** RECORDS TO USE follows **

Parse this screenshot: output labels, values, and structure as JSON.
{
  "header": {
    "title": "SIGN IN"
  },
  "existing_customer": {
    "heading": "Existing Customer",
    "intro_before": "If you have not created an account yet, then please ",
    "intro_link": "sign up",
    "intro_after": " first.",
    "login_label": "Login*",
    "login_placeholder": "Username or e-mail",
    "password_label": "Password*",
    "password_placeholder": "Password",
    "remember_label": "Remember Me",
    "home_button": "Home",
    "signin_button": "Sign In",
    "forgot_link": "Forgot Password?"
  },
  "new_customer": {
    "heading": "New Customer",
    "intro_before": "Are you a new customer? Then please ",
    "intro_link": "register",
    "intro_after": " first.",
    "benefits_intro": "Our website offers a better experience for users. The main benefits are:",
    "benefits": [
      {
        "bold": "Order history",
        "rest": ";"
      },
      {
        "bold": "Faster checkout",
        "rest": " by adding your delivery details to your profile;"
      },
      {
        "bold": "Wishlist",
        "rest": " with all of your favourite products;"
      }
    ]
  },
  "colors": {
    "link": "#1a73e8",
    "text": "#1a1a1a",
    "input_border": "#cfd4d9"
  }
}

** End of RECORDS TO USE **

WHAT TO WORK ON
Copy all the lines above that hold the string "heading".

OUTPUT
    "heading": "Existing Customer",
    "heading": "New Customer",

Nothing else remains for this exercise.